Medicare Part C is commonly referred to as Medicare Advantage. These plans are offered by private companies approved by Medicare and include Part A and Part B coverage, and often Part D. These plans may offer extra coverage like vision, hearing, dental, and/or health and wellness programs. Consider a Medicare Advantage Plan if you’re looking for a plan that combines hospital, medical, and often prescription drug coverage, along with additional benefits.
Finally, Medicare Part D adds prescription drug coverage to Original Medicare (Parts A and B). Even if you’re not currently taking any prescriptions, you should still enroll in a Part D plan to avoid late enrollment penalties. Part D can be purchased as a stand-alone plan or as part of a Medicare Advantage plan.
One more thing. Medicare Supplements (Medigap plans) aren’t considered a “part” of Medicare, but they’re an important consideration for many beneficiaries. Medigap policies are sold by private companies and can help pay some of the healthcare costs that Original Medicare doesn’t cover, like copayments, coinsurance, and deductibles.
Determining which parts of Medicare you need depends on your healthcare needs and financial situation. Assess your current health requirements, consider your financial flexibility, and think about future health needs. It’s also advisable to review your options annually, as needs and available plans may change over time.
How do I enroll in Medicare?
Enrolling in Medicare isn’t as difficult as it seems, especially if you have the help of a knowledgeable Medicare advisor. There are three ways you can enroll in Original Medicare.
If you’re computer-savvy, we recommend enrolling online. This is by far the quickest option, and you’ll usually get your Medicare ID card faster if you opt to enroll in Medicare online. Simply go to the Social Security website to start this process.
You can also enroll in Medicare by phone. The Social Security office can be reached at 1-800-772-1213 (TTY users 1-800-325-0778).
Lastly, you may also make an appointment at your local Social Security office. This can be a good option if you need personal assistance or have specific questions.
How much does Medicare cost?
The cost of Medicare will depend on which plans you have, as well as your annual income.
As we mentioned earlier, most people enjoy premium-free Part A. As long as you or your spouse paid taxes for ten years, you won’t pay a premium for Part A. However, Part A still has a deductible and cost-sharing amounts, which you’ll be responsible for unless you have a Medigap or Medicare Advantage plan.
Everyone pays a premium for Part B. Each year, the Centers for Medicare and Medicaid Services (CMS) sets a standard premium.

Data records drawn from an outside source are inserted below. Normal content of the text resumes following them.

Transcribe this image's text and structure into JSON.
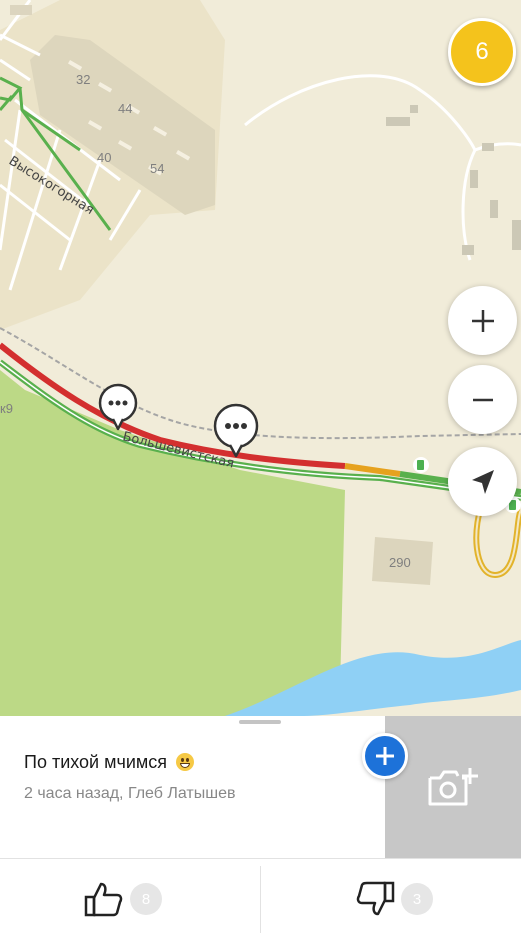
{
  "map": {
    "traffic_level": "6",
    "street_labels": [
      "Высокогорная",
      "Большевистская"
    ],
    "house_numbers": [
      "32",
      "44",
      "40",
      "54",
      "290"
    ],
    "edge_label": "к9",
    "colors": {
      "road_jam": "#d32f2f",
      "road_slow": "#e6a21e",
      "road_free": "#59b04d",
      "park": "#bcd986",
      "river": "#8fd0f5",
      "background": "#f1ecd9",
      "traffic_badge": "#f4c31c"
    },
    "icons": {
      "zoom_in": "plus-icon",
      "zoom_out": "minus-icon",
      "locate": "navigation-arrow-icon",
      "comment_markers": "speech-bubble-icon",
      "fuel": "fuel-station-icon"
    }
  },
  "comment": {
    "text": "По тихой мчимся",
    "meta": "2 часа назад, Глеб Латышев",
    "likes": "8",
    "dislikes": "3",
    "icons": {
      "add": "plus-icon",
      "photo": "add-photo-icon",
      "like": "thumbs-up-icon",
      "dislike": "thumbs-down-icon"
    }
  }
}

In 2024, that premium is set at $174.70. However, individuals and couples with higher-than-average incomes can pay more for Part B. This additional amount is called IRMAA, the Income Related Monthly Adjustment Amount. As with Part A, Part B also has deductible and cost-sharing responsibilities.
Medicare Advantage plans often have low monthly premiums. You may even find some in your area for as low as $0 per month. Be careful, though. That doesn’t mean these plans are free. Instead, you’ll pay when you need to use the plan. For example, you may have a $25 copay to visit your doctor. Each Medicare Advantage plan is different, so check the summary of benefits to learn more about the costs associated with each plan.
Medicare Part D costs also vary by plan. You’ll have a monthly premium, an annual deductible, and cost-sharing responsibilities. Your advisor will ask you for a list of your current prescriptions so they can recommend the most cost-effective plan for you.